A video explainer on the Repubblica news site offers some clues: it discusses the origins of the phrase carità pelosa, meaning a type of charity or help offered by a donor whose underlying motives are selfish.

According to presenter Stefano Massini, the expression refers all the way back to the 11th century, when William the Conqueror (often referred to as Giuliano/Gugliemo il Bastardo, ‘William the Bastard’, in Italian) sought the blessing of Pope Alexander II for his 1066 invasion of England.

Alexander agreed to support William’s military campaign, and was said to have sent the warrior a gold ring along with a few hairs from the beard of St. Peter as a token of his approval.

The invasion was – famously – successful, and to thank to the pope, William sent him a vast array of riches plundered from his new kingdom, worth far more than Alexander’s initial gift of a piece of jewellery and a few hairs.

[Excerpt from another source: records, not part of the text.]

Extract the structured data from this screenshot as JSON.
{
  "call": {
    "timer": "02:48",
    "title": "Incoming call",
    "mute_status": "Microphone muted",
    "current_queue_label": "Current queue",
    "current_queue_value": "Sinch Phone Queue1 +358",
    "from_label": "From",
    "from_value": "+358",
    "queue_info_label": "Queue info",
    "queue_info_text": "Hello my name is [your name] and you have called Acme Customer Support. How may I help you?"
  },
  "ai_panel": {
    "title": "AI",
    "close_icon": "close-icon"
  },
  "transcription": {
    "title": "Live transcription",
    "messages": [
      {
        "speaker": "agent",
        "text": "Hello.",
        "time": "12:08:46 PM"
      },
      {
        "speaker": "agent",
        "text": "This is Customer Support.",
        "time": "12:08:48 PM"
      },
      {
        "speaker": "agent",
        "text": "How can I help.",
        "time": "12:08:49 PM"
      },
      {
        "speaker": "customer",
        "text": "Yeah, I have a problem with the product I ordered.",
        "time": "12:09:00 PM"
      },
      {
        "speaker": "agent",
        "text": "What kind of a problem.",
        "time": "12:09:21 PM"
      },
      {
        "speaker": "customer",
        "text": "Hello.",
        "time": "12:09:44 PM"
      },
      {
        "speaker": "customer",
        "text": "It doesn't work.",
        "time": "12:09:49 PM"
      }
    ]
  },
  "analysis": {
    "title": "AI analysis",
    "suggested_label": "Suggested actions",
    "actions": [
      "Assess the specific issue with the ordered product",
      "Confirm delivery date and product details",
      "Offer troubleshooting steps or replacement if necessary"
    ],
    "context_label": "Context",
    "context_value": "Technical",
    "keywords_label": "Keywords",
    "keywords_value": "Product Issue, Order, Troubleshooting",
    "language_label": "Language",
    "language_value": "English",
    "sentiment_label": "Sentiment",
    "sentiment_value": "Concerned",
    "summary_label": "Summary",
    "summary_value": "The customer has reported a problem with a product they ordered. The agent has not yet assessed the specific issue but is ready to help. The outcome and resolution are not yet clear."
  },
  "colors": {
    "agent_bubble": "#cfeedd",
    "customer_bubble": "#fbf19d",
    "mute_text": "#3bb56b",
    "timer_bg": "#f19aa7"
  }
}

While we can’t know that Alexander II expected such a high return on investment, these days any charitable donor hoping for similar repayment – or just any giver whose motives are unclear – is said to be offering carità pelosa.

Meanwhile, avere il pelo sullo stomaco – literally, ‘to have hair on your stomach/heart’ means to be completely lacking in scruples and conscience, while avere il pelo/i peli sul cuore – ‘to have hairs on your heart’ means to be cold and insensitive.

One obvious interpretation is that having a body part insulated by hair makes it unfeeling and impervious to any criticism or insults.

Another is that various ancient Greek figures, including Aristomenes of Messene – who fought the Spartans – and the Greek rhetorician Hermogenes of Tarsus, were reputed to have been found with large and hairy hearts in their bodies when they died.

The theory is that at the time this was considered a sign of courage and admirable toughness, but over the course of centuries it came to stand for insensitivity and meanness.

Do you have an Italian word you’d like us to feature? If so, please email us with your suggestion.